Biological death occurs when the performance of body tissues and organs falls below that required for life support. The senescent span of life is characterized by an increasing probability of death, but death can come at any age by accidents, violence and warfare, neglect, abuse, or disease. Death may come before the visible signs of aging are present. The images above were taken on the Día de los Muertos (Day of the Dead, 02 November). On the right a family honors their dead adult ancestors by decorating the burial tomb with flowers, garlands, and designs made from pine needles and flowers. The prayers and artifacts on the tombs represent a mixture of traditional Maya and Catholic religious practices. The crucifix behind the flowers, for example, gives the name of the deceased and her date of death. On the left are the graves of infants and children, with each cross representing one grave. This section of the cemetery is larger than the adult section. There are no tombs for the infants and children, instead their bodies are buried in coffins deposited into shallow graves. In the 1980s the mortality rate for all Guatemalan infants and children under 5 years old was ten percent of all live births (100 per 1000 live births). For Spain in 1985 the under-5 mortality rate was 7 per 1000 live births. The rate for the Maya was higher than for Ladinos, at about 15 percent of all Maya live births.
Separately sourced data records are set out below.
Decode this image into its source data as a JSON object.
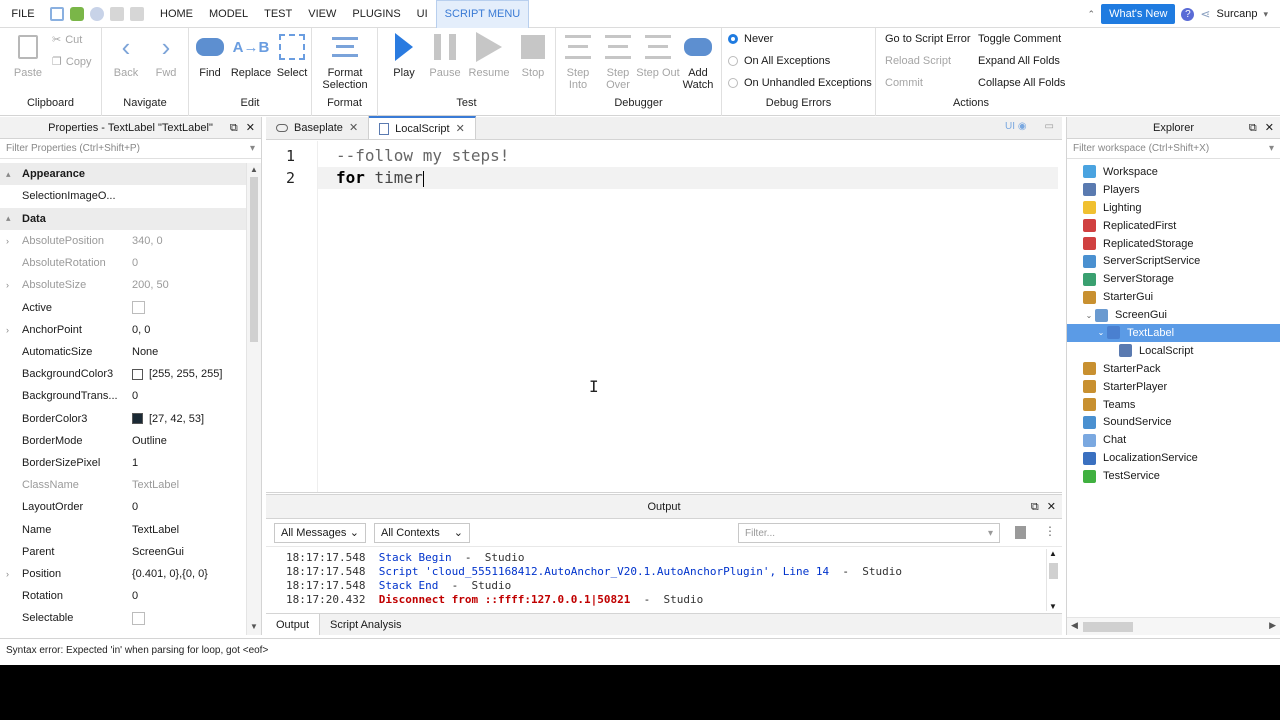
{
  "menu": {
    "file": "FILE",
    "tabs": [
      "HOME",
      "MODEL",
      "TEST",
      "VIEW",
      "PLUGINS",
      "UI",
      "SCRIPT MENU"
    ],
    "active_tab": "SCRIPT MENU",
    "whats_new": "What's New",
    "username": "Surcanp"
  },
  "ribbon": {
    "clipboard": {
      "label": "Clipboard",
      "paste": "Paste",
      "cut": "Cut",
      "copy": "Copy"
    },
    "navigate": {
      "label": "Navigate",
      "back": "Back",
      "fwd": "Fwd"
    },
    "edit": {
      "label": "Edit",
      "find": "Find",
      "replace": "Replace",
      "select": "Select"
    },
    "format": {
      "label": "Format",
      "format_selection": "Format Selection"
    },
    "test": {
      "label": "Test",
      "play": "Play",
      "pause": "Pause",
      "resume": "Resume",
      "stop": "Stop"
    },
    "debugger": {
      "label": "Debugger",
      "step_into": "Step Into",
      "step_over": "Step Over",
      "step_out": "Step Out",
      "add_watch": "Add Watch"
    },
    "debug_errors": {
      "label": "Debug Errors",
      "never": "Never",
      "on_all": "On All Exceptions",
      "on_unhandled": "On Unhandled Exceptions"
    },
    "actions": {
      "label": "Actions",
      "go_to_error": "Go to Script Error",
      "reload": "Reload Script",
      "commit": "Commit",
      "toggle_comment": "Toggle Comment",
      "expand_folds": "Expand All Folds",
      "collapse_folds": "Collapse All Folds"
    }
  },
  "properties": {
    "title": "Properties - TextLabel \"TextLabel\"",
    "filter_placeholder": "Filter Properties (Ctrl+Shift+P)",
    "rows": [
      {
        "type": "cat",
        "name": "Appearance"
      },
      {
        "name": "SelectionImageO...",
        "value": ""
      },
      {
        "type": "cat",
        "name": "Data"
      },
      {
        "name": "AbsolutePosition",
        "value": "340, 0",
        "ro": true,
        "exp": true
      },
      {
        "name": "AbsoluteRotation",
        "value": "0",
        "ro": true
      },
      {
        "name": "AbsoluteSize",
        "value": "200, 50",
        "ro": true,
        "exp": true
      },
      {
        "name": "Active",
        "value": "",
        "check": true
      },
      {
        "name": "AnchorPoint",
        "value": "0, 0",
        "exp": true
      },
      {
        "name": "AutomaticSize",
        "value": "None"
      },
      {
        "name": "BackgroundColor3",
        "value": "[255, 255, 255]",
        "swatch": "#ffffff"
      },
      {
        "name": "BackgroundTrans...",
        "value": "0"
      },
      {
        "name": "BorderColor3",
        "value": "[27, 42, 53]",
        "swatch": "#1b2a35"
      },
      {
        "name": "BorderMode",
        "value": "Outline"
      },
      {
        "name": "BorderSizePixel",
        "value": "1"
      },
      {
        "name": "ClassName",
        "value": "TextLabel",
        "ro": true
      },
      {
        "name": "LayoutOrder",
        "value": "0"
      },
      {
        "name": "Name",
        "value": "TextLabel"
      },
      {
        "name": "Parent",
        "value": "ScreenGui"
      },
      {
        "name": "Position",
        "value": "{0.401, 0},{0, 0}",
        "exp": true
      },
      {
        "name": "Rotation",
        "value": "0"
      },
      {
        "name": "Selectable",
        "value": "",
        "check": true
      }
    ]
  },
  "editor": {
    "tabs": [
      {
        "label": "Baseplate",
        "icon": "cloud-icon"
      },
      {
        "label": "LocalScript",
        "icon": "script-icon",
        "active": true
      }
    ],
    "ui_toggle": "UI",
    "lines": [
      {
        "num": "1",
        "comment": "--follow my steps!"
      },
      {
        "num": "2",
        "keyword": "for",
        "rest": " timer"
      }
    ]
  },
  "output": {
    "title": "Output",
    "messages_filter": "All Messages",
    "contexts_filter": "All Contexts",
    "filter_placeholder": "Filter...",
    "log": [
      {
        "ts": "18:17:17.548",
        "msg": "Stack Begin",
        "src": "Studio",
        "err": false
      },
      {
        "ts": "18:17:17.548",
        "msg": "Script 'cloud_5551168412.AutoAnchor_V20.1.AutoAnchorPlugin', Line 14",
        "src": "Studio",
        "err": false
      },
      {
        "ts": "18:17:17.548",
        "msg": "Stack End",
        "src": "Studio",
        "err": false
      },
      {
        "ts": "18:17:20.432",
        "msg": "Disconnect from ::ffff:127.0.0.1|50821",
        "src": "Studio",
        "err": true
      }
    ],
    "tabs": [
      "Output",
      "Script Analysis"
    ]
  },
  "explorer": {
    "title": "Explorer",
    "filter_placeholder": "Filter workspace (Ctrl+Shift+X)",
    "items": [
      {
        "label": "Workspace",
        "indent": 0,
        "color": "#4aa3e0"
      },
      {
        "label": "Players",
        "indent": 0,
        "color": "#5a7ab0"
      },
      {
        "label": "Lighting",
        "indent": 0,
        "color": "#f0c030"
      },
      {
        "label": "ReplicatedFirst",
        "indent": 0,
        "color": "#d04040"
      },
      {
        "label": "ReplicatedStorage",
        "indent": 0,
        "color": "#d04040"
      },
      {
        "label": "ServerScriptService",
        "indent": 0,
        "color": "#4a90d0"
      },
      {
        "label": "ServerStorage",
        "indent": 0,
        "color": "#3aa070"
      },
      {
        "label": "StarterGui",
        "indent": 0,
        "color": "#c89030"
      },
      {
        "label": "ScreenGui",
        "indent": 1,
        "color": "#6a9ad0",
        "caret": "open"
      },
      {
        "label": "TextLabel",
        "indent": 2,
        "color": "#4a80d0",
        "caret": "open",
        "selected": true
      },
      {
        "label": "LocalScript",
        "indent": 3,
        "color": "#5a7ab0"
      },
      {
        "label": "StarterPack",
        "indent": 0,
        "color": "#c89030"
      },
      {
        "label": "StarterPlayer",
        "indent": 0,
        "color": "#c89030"
      },
      {
        "label": "Teams",
        "indent": 0,
        "color": "#c89030"
      },
      {
        "label": "SoundService",
        "indent": 0,
        "color": "#4a90d0"
      },
      {
        "label": "Chat",
        "indent": 0,
        "color": "#7aa8e0"
      },
      {
        "label": "LocalizationService",
        "indent": 0,
        "color": "#3a70c0"
      },
      {
        "label": "TestService",
        "indent": 0,
        "color": "#40b040"
      }
    ]
  },
  "status": {
    "text": "Syntax error: Expected 'in' when parsing for loop, got <eof>"
  }
}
Childbirth was and still is a danger for Maya women, with up to 300 deaths per 100,000 births (for Spain in 1985 the rate was about 30 per 100,000). Compared with Ladinos, Maya people age at a faster rate, enter the senescent phase of life at an earlier age, and die younger.
The statistics on infant, child, and maternal mortality reflect the poverty, racism, and poor health care suffered by Maya people. Soon after these photographs were taken the author visited the village health center and spoke with the Ladino medical doctor. This man visited the village a few times each month and was the only medical doctor to do so. When asked for statistics on the under-5-year-old mortality rate the doctor replied that there were almost no such deaths. His denial of the reality of the cemetery and the data published by the Guatemalan Ministry of Health is difficult to understand. We often deny or forget about the death of «others», that is, of people outside our social or ethnic group. This amnesia is politically and emotionally convenient. Family and friends do not forget. It is true that the bodies of the deceased are gone, but their spirit is recycled into the hearts and minds of those who loved them and are still alive. [Barry Bogin]